UK’s enterprise trains: freight for all and affordable
Could a version of the nineteenth-century local goods train be the answer to some very twenty-first century problems? Climate change, congestion charging, low-emissions zones, and HGV driver shortages may not have been issues in Victorian Britain, but in modern Elizabethan times there is an urgent need to find new environmentally-friendly ways to keep the wheels of commerce turning.
The cutting-edge technology that may save our cities from a Dickensian nightmare of clutter and climate, could be solution invented in those very same Dickensian times. What used to be the mainstay of freight operations around the country could be ready for a comeback in a very up to date way.
Hop on, hop off
In an echo of historical practices last seen in the 1970s, light goods will, next year, find their way into central London on dedicated trains. A highly-automated handling process will see mixed loads quickly delivered to local businesses in the area. All very historical, but there are a few modern twists. The loads originate from an intermodal service – containers straight off the deck of a ship at London Gateway port, and Instead of a long line of horse-drawn carts, a fleet of eco-friendly electric delivery buggies will do that last mile – or last 1.6km for the metrically if less poetically minded.
What’s more, trains of traditional short-wheelbase wagons won’t terminate at long-demolished goods terminals like Bishopsgate or York Way – two of London’s biggest in their day. They will be arriving on converted passenger multiple units, retrofitted to run bi-mode straight into the passenger platforms at Liverpool Street station in the heart of the financial district.
Loads from the past
Apart from bulk loads and multi-modal, Britain’s railway network had largely abandoned small load freight by the privatisation of the 1990s. The former state-run operator, British Railways, had latterly operated an extensive service alongside the passenger network (Red Star Parcels) as the only means for small goods consignments. Even though redeveloped Liverpool Street station is unrecognisable from those days, it will still be challenge to squeeze in additional train movements. However, there is potential terminal capacity on the horizon, once Crossrail takes some load off the main concourse.
While not proposing a resurrection of the walk-up parcels service, some industry insiders have ideas that would see goods traffic operate alongside the intensive passenger operations of today. Carlisle-based rail freight professional Eddie Pollock, business development manager for Direct Rail Services, says there is scope for rail to embrace a wider commercial audience. He has been looking at the upcoming trails in London, and sees possibilities to work alongside initiatives like the Scottish Government’s local development fund.
That package encourages businesses to build dedicated freight facilities, which in turn feed into the rail network. “Initiatives like funding freight facilities have their place,” he says. “But we could use central funds to make better use of existing infrastructure, and make goods by rail viable for a far wider range of business interests.”
Freight for all

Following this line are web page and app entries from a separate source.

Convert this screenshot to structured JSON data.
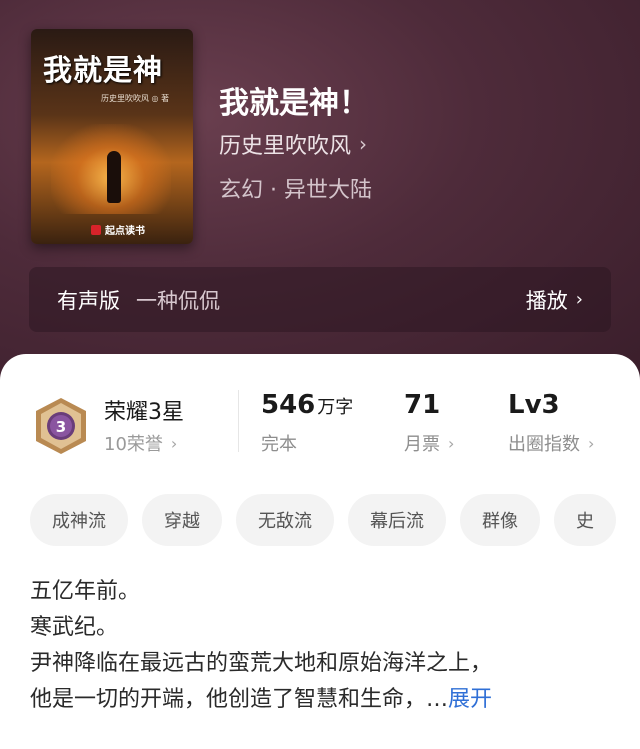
{
  "cover": {
    "title": "我就是神",
    "author": "历史里吹吹风 ◎ 著",
    "publisher": "起点读书"
  },
  "book": {
    "title": "我就是神！",
    "author": "历史里吹吹风",
    "genre": "玄幻 · 异世大陆"
  },
  "audio": {
    "label": "有声版",
    "narrator": "一种侃侃",
    "play_label": "播放"
  },
  "honor": {
    "badge_number": "3",
    "title": "荣耀3星",
    "subtitle": "10荣誉"
  },
  "stats": [
    {
      "value": "546",
      "unit": "万字",
      "label": "完本"
    },
    {
      "value": "71",
      "unit": "",
      "label": "月票"
    },
    {
      "value": "Lv3",
      "unit": "",
      "label": "出圈指数"
    }
  ],
  "tags": [
    "成神流",
    "穿越",
    "无敌流",
    "幕后流",
    "群像",
    "史"
  ],
  "synopsis": {
    "lines": [
      "五亿年前。",
      "寒武纪。",
      "尹神降临在最远古的蛮荒大地和原始海洋之上，",
      "他是一切的开端，他创造了智慧和生命，…"
    ],
    "expand_label": "展开"
  },
  "colors": {
    "hero_bg": "#4e2b3a",
    "link": "#2f6fd6",
    "badge": "#6a3d7a"
  }
}
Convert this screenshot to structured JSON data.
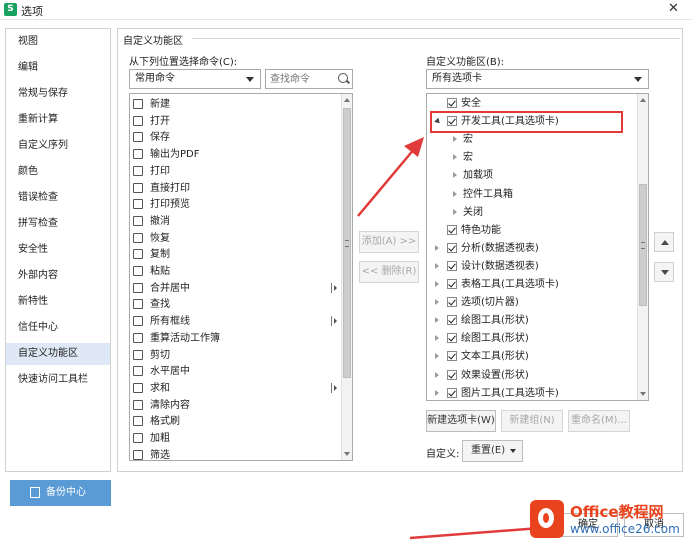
{
  "window": {
    "title": "选项",
    "app_icon_glyph": "S",
    "close_glyph": "✕"
  },
  "nav": {
    "items": [
      "视图",
      "编辑",
      "常规与保存",
      "重新计算",
      "自定义序列",
      "颜色",
      "错误检查",
      "拼写检查",
      "安全性",
      "外部内容",
      "新特性",
      "信任中心",
      "自定义功能区",
      "快速访问工具栏"
    ],
    "selected": "自定义功能区",
    "backup_label": "备份中心"
  },
  "group": {
    "title": "自定义功能区"
  },
  "left_pane": {
    "label": "从下列位置选择命令(C):",
    "combo_value": "常用命令",
    "search_placeholder": "查找命令",
    "commands": [
      "新建",
      "打开",
      "保存",
      "输出为PDF",
      "打印",
      "直接打印",
      "打印预览",
      "撤消",
      "恢复",
      "复制",
      "粘贴",
      "合并居中",
      "查找",
      "所有框线",
      "重算活动工作簿",
      "剪切",
      "水平居中",
      "求和",
      "清除内容",
      "格式刷",
      "加粗",
      "筛选"
    ],
    "commands_with_submenu": [
      "合并居中",
      "所有框线",
      "求和"
    ]
  },
  "middle": {
    "add_label": "添加(A) >>",
    "remove_label": "<< 删除(R)"
  },
  "right_pane": {
    "label": "自定义功能区(B):",
    "combo_value": "所有选项卡",
    "tree": [
      {
        "text": "安全",
        "level": 1,
        "checked": true,
        "expander": "none"
      },
      {
        "text": "开发工具(工具选项卡)",
        "level": 1,
        "checked": true,
        "expander": "open"
      },
      {
        "text": "宏",
        "level": 2,
        "checked": false,
        "expander": "closed"
      },
      {
        "text": "宏",
        "level": 2,
        "checked": false,
        "expander": "closed"
      },
      {
        "text": "加载项",
        "level": 2,
        "checked": false,
        "expander": "closed"
      },
      {
        "text": "控件工具箱",
        "level": 2,
        "checked": false,
        "expander": "closed"
      },
      {
        "text": "关闭",
        "level": 2,
        "checked": false,
        "expander": "closed"
      },
      {
        "text": "特色功能",
        "level": 1,
        "checked": true,
        "expander": "none"
      },
      {
        "text": "分析(数据透视表)",
        "level": 1,
        "checked": true,
        "expander": "closed"
      },
      {
        "text": "设计(数据透视表)",
        "level": 1,
        "checked": true,
        "expander": "closed"
      },
      {
        "text": "表格工具(工具选项卡)",
        "level": 1,
        "checked": true,
        "expander": "closed"
      },
      {
        "text": "选项(切片器)",
        "level": 1,
        "checked": true,
        "expander": "closed"
      },
      {
        "text": "绘图工具(形状)",
        "level": 1,
        "checked": true,
        "expander": "closed"
      },
      {
        "text": "绘图工具(形状)",
        "level": 1,
        "checked": true,
        "expander": "closed"
      },
      {
        "text": "文本工具(形状)",
        "level": 1,
        "checked": true,
        "expander": "closed"
      },
      {
        "text": "效果设置(形状)",
        "level": 1,
        "checked": true,
        "expander": "closed"
      },
      {
        "text": "图片工具(工具选项卡)",
        "level": 1,
        "checked": true,
        "expander": "closed"
      }
    ],
    "new_tab_label": "新建选项卡(W)",
    "new_group_label": "新建组(N)",
    "rename_label": "重命名(M)...",
    "customize_label": "自定义:",
    "reset_label": "重置(E)"
  },
  "footer": {
    "ok_label": "确定",
    "cancel_label": "取消"
  },
  "watermark": {
    "line1": "Office教程网",
    "line2": "www.office26.com"
  },
  "colors": {
    "accent": "#5b9bd5",
    "highlight": "#e03a3a",
    "selected_nav": "#dfe8f6",
    "logo": "#e8431c"
  }
}
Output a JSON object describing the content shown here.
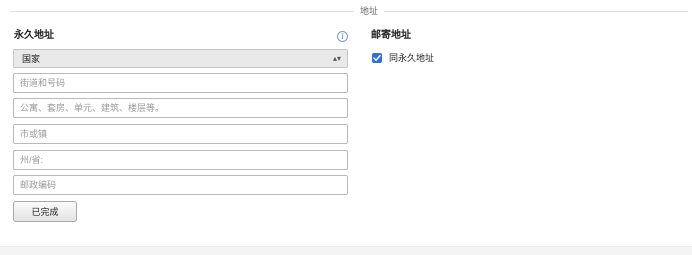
{
  "section": {
    "title": "地址"
  },
  "permanent": {
    "heading": "永久地址",
    "country_select": {
      "value": "国家"
    },
    "fields": [
      {
        "placeholder": "街道和号码"
      },
      {
        "placeholder": "公寓、套房、单元、建筑、楼层等。"
      },
      {
        "placeholder": "市或镇"
      },
      {
        "placeholder": "州/省:"
      },
      {
        "placeholder": "邮政编码"
      }
    ],
    "done_label": "已完成",
    "info_icon": "info-icon"
  },
  "mailing": {
    "heading": "邮寄地址",
    "same_as_permanent": {
      "label": "同永久地址",
      "checked": true
    }
  },
  "colors": {
    "checkbox_accent": "#2f6fd6",
    "info_icon": "#4a7cc4"
  }
}
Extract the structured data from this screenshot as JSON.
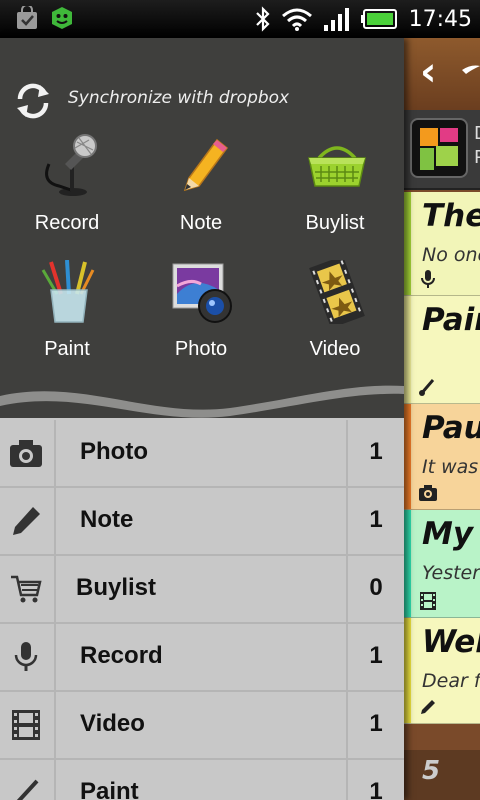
{
  "status_bar": {
    "time": "17:45",
    "left_icons": [
      "bag-icon",
      "android-app-icon"
    ],
    "right_icons": [
      "bluetooth-icon",
      "wifi-icon",
      "signal-icon",
      "battery-icon"
    ]
  },
  "drawer": {
    "sync_label": "Synchronize with dropbox",
    "quick_actions": [
      {
        "label": "Record",
        "icon": "microphone-icon"
      },
      {
        "label": "Note",
        "icon": "pencil-icon"
      },
      {
        "label": "Buylist",
        "icon": "shopping-basket-icon"
      },
      {
        "label": "Paint",
        "icon": "brushes-cup-icon"
      },
      {
        "label": "Photo",
        "icon": "photo-camera-icon"
      },
      {
        "label": "Video",
        "icon": "film-reel-icon"
      }
    ],
    "categories": [
      {
        "label": "Photo",
        "count": "1",
        "icon": "camera-icon"
      },
      {
        "label": "Note",
        "count": "1",
        "icon": "pencil-icon"
      },
      {
        "label": "Buylist",
        "count": "0",
        "icon": "cart-icon"
      },
      {
        "label": "Record",
        "count": "1",
        "icon": "microphone-icon"
      },
      {
        "label": "Video",
        "count": "1",
        "icon": "film-icon"
      },
      {
        "label": "Paint",
        "count": "1",
        "icon": "brush-icon"
      }
    ]
  },
  "notes": {
    "banner_text": "D\nP",
    "cards": [
      {
        "title": "The",
        "subtitle": "No one",
        "color": "#f2f5b8",
        "strip": "#a6d639",
        "icon": "microphone-icon"
      },
      {
        "title": "Pain",
        "subtitle": "",
        "color": "#f6f7bd",
        "strip": "#f0ef9a",
        "icon": "brush-icon"
      },
      {
        "title": "Pau",
        "subtitle": "It was",
        "color": "#f7d49a",
        "strip": "#f07d28",
        "icon": "camera-icon"
      },
      {
        "title": "My",
        "subtitle": "Yester",
        "color": "#b9f3c8",
        "strip": "#2fe0b0",
        "icon": "film-icon"
      },
      {
        "title": "Wel",
        "subtitle": "Dear fi",
        "color": "#f6f7bd",
        "strip": "#f0e640",
        "icon": "pencil-icon"
      }
    ],
    "page_number": "5"
  }
}
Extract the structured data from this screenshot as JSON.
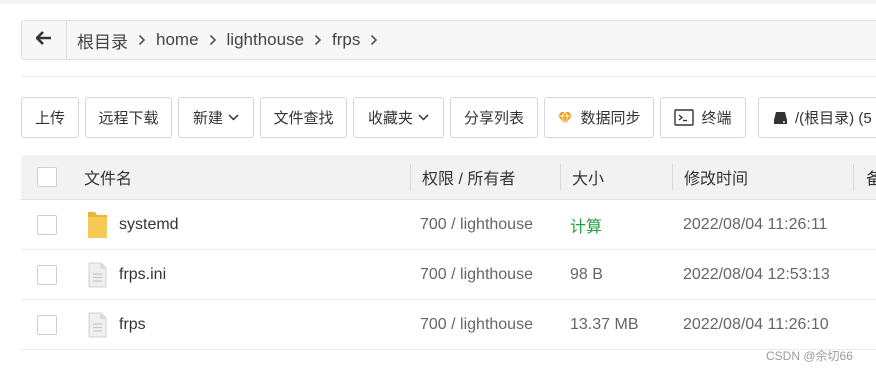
{
  "breadcrumb": {
    "back_icon": "arrow-left-icon",
    "items": [
      "根目录",
      "home",
      "lighthouse",
      "frps"
    ]
  },
  "toolbar": {
    "upload": "上传",
    "remote_download": "远程下载",
    "new": "新建",
    "find_file": "文件查找",
    "favorites": "收藏夹",
    "share_list": "分享列表",
    "sync": "数据同步",
    "terminal": "终端",
    "disk": "/(根目录) (5"
  },
  "table": {
    "headers": {
      "name": "文件名",
      "perm": "权限 / 所有者",
      "size": "大小",
      "mtime": "修改时间",
      "extra": "备"
    },
    "rows": [
      {
        "icon": "folder-icon",
        "name": "systemd",
        "perm": "700 / lighthouse",
        "size": "计算",
        "mtime": "2022/08/04 11:26:11"
      },
      {
        "icon": "file-icon",
        "name": "frps.ini",
        "perm": "700 / lighthouse",
        "size": "98 B",
        "mtime": "2022/08/04 12:53:13"
      },
      {
        "icon": "file-icon",
        "name": "frps",
        "perm": "700 / lighthouse",
        "size": "13.37 MB",
        "mtime": "2022/08/04 11:26:10"
      }
    ]
  },
  "colors": {
    "accent_green": "#21a23c",
    "folder": "#f5c956",
    "sync_orange": "#f0a020"
  },
  "watermark": "CSDN @佘切66"
}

On a larger, traditional scale, there are examples of business bringing new flows to rail. Next year, Highland Spring, bottlers of a popular range of mineral waters, will bring online freight facilities on their own land, which will take heavy traffic out of the Scottish village of Blackford and off a busy highway nearby. Moreover, they are seeking to encourage other businesses to use the facility too, maximising the commercial and environmental potential of the site.
Eddie Pollock though has in mind almost a freight for all solution. He proposes putting funding into manpower, motive power and rolling stock, which could then be used to visit existing railheads, and even passenger platforms and lineside loading points. “Let’s stop thinking in tunnel vision about what freight trains are,” he says. “Let’s make the concept more diverse.” Pollock’s enterprise trains would then follow timetabled routes, utilising existing infrastructure, to let local businesses have economically viable access to the rail network.
Bringing costs down
In essence, Pollock’s proposal brings the cost of rail freight down to within reach of smaller businesses. By contrast, the London Liverpool Street trials, organised by a consortium of rail, freight and port concerns, are all about the rising cost of doing business in the capital – principally those costs associated with road transport, and taking advantage of a market forced to seek more economical ways to do business.
Whether it is modern light goods trains connecting remote sidings with city-centre stations, or repurposed multiple units running from London Gateway to the City of London, goods trains that Queen Victoria and Charles Dickens would recognise may be with us again soon.